> **REQUIRED WORK**: Provide only the number of lines in the records where "much" appears.

◇ ◇ ◇

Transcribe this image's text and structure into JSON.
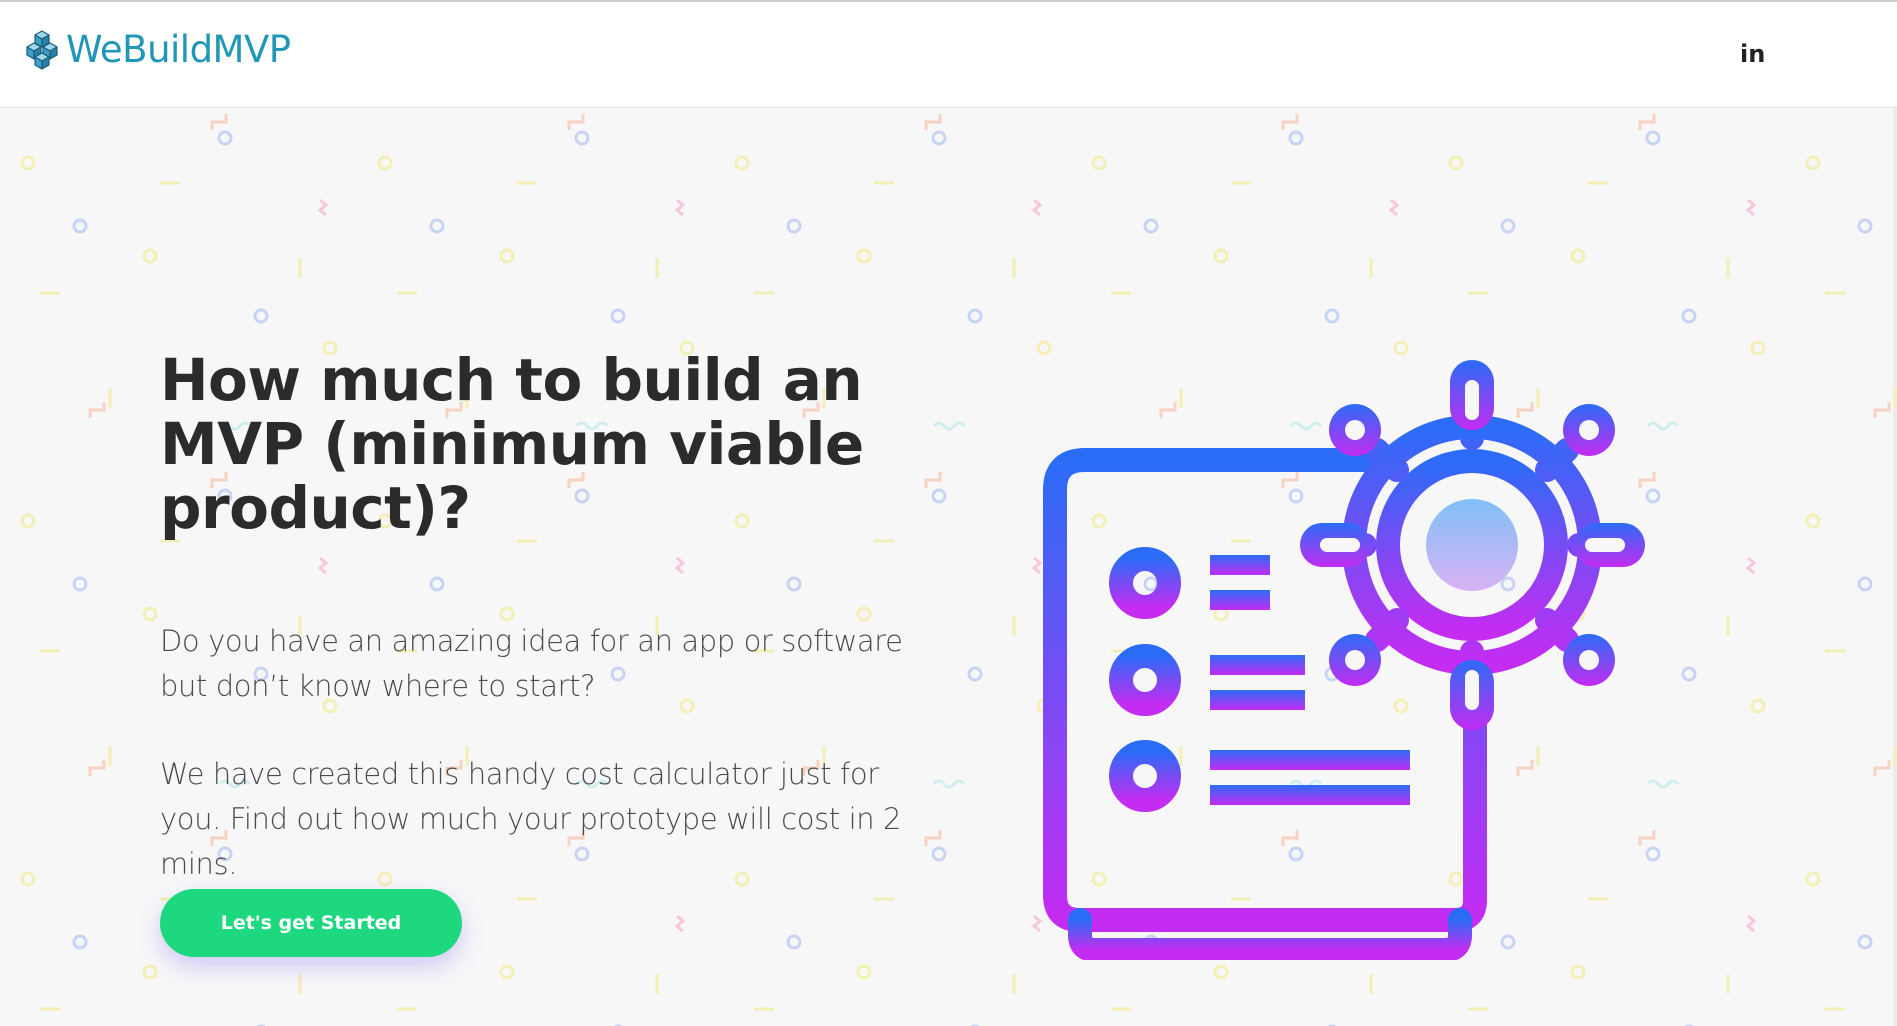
{
  "header": {
    "brand_name": "WeBuildMVP",
    "linkedin_label": "in"
  },
  "hero": {
    "title": "How much to build an MVP (minimum viable product)?",
    "paragraph_1": "Do you have an amazing idea for an app or software but don’t know where to start?",
    "paragraph_2": "We have created this handy cost calculator just for you. Find out how much your prototype will cost in 2 mins.",
    "cta_label": "Let's get Started"
  },
  "colors": {
    "brand": "#2196b6",
    "cta": "#1ed87f",
    "illustration_gradient_top": "#2b6cf6",
    "illustration_gradient_bottom": "#c42cf2",
    "heading": "#2b2b2b"
  },
  "icons": {
    "logo": "stacked-cubes-icon",
    "social": "linkedin-icon",
    "illustration": "settings-document-icon"
  }
}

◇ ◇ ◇

> **ANSWER BOX**: 2